The State unit of the Bharatiya Janata Party (BJP) and Sangh Parivar organisations are garnering strength to vie with rival fronts to wrest political space ahead of the Lok Sabha elections and consolidate the gains it claims to have achieved from the agitation against the Supreme Court verdict on Sabarimala.
Positioning the BJP in the forefront, the Sabarimala Karma Samithi, a construct of the Rashtriya Swayamsevak Sangh (RSS) and other Parivar organisations, is attempting to keep the embers burning by roping in spiritual leaders.
Though the State BJP leadership had conceded that it could not reap the desired outcome of the agitation and the RSS expressed its resentment for messing up the movement by shifting the venue from the precincts of Sabarimala to the doors of the Secretariat, the Parivar is hopeful of sustaining the tempo of the movement at least till the Supreme Court hears the review petitions.
But the fate of the agitation largely rests on the decision on the review petitions and the Parivar organisations may have to rework their strategies post verdict.
The renewed ebullience of the BJP and the Parivar organisations on organising the Sabarimala Bhakta Sangamam (devotees’ meet) in the capital does not seem to annoy the Left Democratic Front (LDF), especially the CPI(M) and the CPI that have already switched to campaign mode. The CPI(M) has already conducted a workshop for its State leaders and for those down the line to activate its election machinery at the grassroots-level. Following the expansion of the front, the focus is on including their representatives in committees at all levels and organising family get-togethers where leaders are explaining the government’s welfare initiatives and its stance on the Sabarimala and allied issues.

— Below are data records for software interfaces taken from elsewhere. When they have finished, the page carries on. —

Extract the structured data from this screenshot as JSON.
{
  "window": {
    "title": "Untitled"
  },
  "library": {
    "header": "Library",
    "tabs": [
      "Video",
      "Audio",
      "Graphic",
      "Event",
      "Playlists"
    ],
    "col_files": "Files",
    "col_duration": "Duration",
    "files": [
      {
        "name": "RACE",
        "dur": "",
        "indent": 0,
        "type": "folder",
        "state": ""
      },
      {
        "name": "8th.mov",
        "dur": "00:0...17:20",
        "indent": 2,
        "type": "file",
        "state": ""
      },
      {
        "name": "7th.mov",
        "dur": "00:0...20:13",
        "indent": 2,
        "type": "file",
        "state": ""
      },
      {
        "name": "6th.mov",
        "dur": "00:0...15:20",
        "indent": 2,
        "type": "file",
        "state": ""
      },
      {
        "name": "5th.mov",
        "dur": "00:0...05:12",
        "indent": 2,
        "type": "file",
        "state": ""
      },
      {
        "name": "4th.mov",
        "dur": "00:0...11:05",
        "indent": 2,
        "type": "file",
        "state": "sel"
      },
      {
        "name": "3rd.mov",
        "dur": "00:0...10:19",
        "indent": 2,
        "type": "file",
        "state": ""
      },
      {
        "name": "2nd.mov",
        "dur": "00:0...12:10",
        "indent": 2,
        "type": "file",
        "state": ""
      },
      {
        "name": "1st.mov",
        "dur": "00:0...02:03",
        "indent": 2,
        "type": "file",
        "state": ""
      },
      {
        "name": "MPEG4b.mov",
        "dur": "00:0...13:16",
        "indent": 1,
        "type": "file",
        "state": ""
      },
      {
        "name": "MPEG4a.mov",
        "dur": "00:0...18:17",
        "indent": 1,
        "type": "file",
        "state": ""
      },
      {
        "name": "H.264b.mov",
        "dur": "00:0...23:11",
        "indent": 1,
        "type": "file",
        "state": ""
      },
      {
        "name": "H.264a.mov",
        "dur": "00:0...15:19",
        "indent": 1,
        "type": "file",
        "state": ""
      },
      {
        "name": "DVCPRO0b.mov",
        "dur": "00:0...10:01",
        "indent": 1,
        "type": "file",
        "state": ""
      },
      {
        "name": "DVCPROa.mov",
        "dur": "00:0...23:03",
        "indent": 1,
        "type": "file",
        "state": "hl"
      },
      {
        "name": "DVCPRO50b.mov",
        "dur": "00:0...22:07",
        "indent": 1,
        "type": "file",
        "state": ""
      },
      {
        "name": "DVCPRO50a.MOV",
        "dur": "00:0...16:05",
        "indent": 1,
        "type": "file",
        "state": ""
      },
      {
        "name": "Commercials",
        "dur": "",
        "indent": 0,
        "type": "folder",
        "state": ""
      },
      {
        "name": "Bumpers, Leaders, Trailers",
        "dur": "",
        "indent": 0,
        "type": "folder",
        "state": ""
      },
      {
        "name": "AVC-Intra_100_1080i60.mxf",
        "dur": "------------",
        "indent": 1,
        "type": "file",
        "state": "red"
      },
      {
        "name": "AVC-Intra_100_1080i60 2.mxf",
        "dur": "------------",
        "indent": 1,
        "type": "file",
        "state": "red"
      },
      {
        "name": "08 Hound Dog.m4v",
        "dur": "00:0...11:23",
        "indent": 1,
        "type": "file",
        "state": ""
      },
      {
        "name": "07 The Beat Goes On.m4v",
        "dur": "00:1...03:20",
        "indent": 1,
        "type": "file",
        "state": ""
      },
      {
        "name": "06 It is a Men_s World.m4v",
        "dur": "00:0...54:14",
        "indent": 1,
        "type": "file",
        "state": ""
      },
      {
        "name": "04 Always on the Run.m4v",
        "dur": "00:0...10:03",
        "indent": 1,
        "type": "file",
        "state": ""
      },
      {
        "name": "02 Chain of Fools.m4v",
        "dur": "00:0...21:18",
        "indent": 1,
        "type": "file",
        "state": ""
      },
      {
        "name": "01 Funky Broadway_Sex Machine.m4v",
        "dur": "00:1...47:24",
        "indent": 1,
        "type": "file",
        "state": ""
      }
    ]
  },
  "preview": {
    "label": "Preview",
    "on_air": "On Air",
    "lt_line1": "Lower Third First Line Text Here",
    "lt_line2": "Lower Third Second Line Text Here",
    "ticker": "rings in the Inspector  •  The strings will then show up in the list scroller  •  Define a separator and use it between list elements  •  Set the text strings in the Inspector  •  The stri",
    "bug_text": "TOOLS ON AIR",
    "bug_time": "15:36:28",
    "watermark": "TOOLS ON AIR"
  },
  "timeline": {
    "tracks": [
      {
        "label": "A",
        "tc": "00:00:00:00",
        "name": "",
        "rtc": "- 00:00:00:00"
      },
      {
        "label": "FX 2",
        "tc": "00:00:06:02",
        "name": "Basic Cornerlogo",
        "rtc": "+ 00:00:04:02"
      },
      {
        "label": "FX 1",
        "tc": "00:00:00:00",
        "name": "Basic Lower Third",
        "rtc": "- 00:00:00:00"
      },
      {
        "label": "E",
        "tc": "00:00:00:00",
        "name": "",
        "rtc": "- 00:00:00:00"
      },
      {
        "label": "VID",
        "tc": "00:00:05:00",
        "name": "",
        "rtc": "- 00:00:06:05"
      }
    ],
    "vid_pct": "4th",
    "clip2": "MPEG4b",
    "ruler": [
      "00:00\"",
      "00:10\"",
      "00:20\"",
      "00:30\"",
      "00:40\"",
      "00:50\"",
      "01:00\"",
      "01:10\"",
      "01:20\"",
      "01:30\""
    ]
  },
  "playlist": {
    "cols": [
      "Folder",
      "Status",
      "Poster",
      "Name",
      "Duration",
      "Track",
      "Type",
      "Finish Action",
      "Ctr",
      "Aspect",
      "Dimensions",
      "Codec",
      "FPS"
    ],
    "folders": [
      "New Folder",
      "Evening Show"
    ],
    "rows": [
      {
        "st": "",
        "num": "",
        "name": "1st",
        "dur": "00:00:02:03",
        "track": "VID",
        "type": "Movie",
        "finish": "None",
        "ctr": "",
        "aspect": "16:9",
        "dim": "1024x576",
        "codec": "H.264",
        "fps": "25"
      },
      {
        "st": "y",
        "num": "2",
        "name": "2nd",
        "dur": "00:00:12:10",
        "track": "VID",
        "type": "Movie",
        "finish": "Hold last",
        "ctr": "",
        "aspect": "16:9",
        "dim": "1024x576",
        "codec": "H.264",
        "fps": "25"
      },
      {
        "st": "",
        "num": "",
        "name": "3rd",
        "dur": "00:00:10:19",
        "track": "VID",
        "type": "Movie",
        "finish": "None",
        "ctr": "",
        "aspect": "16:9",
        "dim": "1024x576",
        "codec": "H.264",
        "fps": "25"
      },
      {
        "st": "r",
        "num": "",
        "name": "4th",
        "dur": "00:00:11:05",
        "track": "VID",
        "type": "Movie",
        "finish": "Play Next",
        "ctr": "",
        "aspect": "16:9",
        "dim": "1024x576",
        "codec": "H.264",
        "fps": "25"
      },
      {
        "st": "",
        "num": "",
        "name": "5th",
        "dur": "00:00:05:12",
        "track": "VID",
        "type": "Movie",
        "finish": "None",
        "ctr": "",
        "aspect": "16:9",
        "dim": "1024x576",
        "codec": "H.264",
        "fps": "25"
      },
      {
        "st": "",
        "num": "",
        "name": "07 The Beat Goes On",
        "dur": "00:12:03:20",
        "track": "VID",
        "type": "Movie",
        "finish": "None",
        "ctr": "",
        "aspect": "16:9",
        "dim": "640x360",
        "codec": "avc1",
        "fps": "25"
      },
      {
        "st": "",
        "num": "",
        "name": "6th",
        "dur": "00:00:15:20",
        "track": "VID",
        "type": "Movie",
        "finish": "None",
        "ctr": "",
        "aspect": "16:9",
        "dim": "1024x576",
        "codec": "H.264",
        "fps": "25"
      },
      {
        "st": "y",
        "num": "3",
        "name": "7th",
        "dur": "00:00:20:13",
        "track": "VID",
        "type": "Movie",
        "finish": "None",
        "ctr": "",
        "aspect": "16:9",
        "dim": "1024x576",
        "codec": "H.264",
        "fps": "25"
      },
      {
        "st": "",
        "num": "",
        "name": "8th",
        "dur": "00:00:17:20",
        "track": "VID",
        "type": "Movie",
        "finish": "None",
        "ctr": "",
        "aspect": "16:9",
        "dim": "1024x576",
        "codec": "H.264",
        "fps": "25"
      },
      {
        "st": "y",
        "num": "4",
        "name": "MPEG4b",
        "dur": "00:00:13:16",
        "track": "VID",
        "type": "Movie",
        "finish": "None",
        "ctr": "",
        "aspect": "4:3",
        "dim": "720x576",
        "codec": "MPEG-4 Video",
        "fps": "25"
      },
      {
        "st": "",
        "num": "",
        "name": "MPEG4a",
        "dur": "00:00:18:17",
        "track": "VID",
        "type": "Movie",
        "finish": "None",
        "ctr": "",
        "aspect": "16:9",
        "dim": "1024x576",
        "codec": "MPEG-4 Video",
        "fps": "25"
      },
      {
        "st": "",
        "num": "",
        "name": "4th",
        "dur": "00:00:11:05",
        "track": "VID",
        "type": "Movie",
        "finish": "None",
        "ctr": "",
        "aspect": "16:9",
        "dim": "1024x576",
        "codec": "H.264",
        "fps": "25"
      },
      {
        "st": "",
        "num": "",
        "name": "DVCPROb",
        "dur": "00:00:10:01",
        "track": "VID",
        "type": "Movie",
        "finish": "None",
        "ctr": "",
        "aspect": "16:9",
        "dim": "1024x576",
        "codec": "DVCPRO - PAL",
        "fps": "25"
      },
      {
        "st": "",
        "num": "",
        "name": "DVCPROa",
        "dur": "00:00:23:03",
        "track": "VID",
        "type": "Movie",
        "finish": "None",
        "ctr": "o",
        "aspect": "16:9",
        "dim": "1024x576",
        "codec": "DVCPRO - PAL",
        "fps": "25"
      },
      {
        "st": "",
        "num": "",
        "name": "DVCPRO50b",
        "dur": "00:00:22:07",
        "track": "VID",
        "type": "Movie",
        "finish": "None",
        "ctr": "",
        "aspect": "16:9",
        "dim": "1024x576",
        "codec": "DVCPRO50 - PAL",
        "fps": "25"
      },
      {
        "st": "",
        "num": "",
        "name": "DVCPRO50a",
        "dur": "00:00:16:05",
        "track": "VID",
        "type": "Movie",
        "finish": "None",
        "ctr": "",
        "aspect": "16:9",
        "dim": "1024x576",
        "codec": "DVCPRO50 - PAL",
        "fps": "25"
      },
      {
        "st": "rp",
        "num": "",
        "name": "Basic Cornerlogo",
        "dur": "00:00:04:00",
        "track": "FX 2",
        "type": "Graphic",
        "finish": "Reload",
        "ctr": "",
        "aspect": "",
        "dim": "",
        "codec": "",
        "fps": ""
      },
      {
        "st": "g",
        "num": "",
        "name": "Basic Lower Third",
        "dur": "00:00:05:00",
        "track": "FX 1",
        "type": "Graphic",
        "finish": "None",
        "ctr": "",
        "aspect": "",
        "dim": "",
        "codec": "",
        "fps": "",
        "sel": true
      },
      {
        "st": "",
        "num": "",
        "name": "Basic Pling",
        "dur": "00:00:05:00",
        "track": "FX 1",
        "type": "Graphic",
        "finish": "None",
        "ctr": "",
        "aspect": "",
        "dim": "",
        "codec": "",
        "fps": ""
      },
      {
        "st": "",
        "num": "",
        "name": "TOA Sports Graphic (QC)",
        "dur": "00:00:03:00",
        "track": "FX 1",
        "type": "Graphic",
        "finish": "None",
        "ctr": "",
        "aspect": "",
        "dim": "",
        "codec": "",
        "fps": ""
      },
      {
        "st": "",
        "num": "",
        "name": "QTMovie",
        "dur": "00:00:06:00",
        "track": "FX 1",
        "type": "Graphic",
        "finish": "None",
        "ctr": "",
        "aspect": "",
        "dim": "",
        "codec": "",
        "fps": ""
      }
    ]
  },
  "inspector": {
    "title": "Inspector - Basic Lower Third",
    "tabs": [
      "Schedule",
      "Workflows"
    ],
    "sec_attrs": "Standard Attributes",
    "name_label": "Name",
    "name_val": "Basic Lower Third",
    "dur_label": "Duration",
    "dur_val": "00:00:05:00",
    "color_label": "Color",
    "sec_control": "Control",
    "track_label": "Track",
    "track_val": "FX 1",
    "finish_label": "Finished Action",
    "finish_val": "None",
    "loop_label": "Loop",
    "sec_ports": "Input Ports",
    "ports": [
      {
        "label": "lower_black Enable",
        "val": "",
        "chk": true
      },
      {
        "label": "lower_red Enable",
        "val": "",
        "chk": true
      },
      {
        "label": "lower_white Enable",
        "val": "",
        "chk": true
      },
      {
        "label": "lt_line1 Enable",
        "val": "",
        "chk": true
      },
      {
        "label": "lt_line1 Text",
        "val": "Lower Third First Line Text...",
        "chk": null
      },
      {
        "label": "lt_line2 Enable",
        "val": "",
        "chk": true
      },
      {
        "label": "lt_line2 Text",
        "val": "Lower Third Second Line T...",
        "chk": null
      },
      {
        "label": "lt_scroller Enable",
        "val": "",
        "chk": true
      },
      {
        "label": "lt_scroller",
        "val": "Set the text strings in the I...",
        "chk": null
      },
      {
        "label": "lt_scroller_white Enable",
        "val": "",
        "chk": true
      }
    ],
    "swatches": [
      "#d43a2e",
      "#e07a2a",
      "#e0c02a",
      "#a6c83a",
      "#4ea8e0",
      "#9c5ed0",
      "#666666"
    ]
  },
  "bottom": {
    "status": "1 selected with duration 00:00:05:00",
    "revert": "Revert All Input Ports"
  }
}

Wresting space in the political arena that is being dominated by the LDF and the UDF is a tall challenge for the BJP, but the leadership hopes to break the ground primarily on the strength of the Sabarimala agitation. Whether the turnout at the protests organised by the Parivar would translate into votes is what keeps the parties and fronts guessing.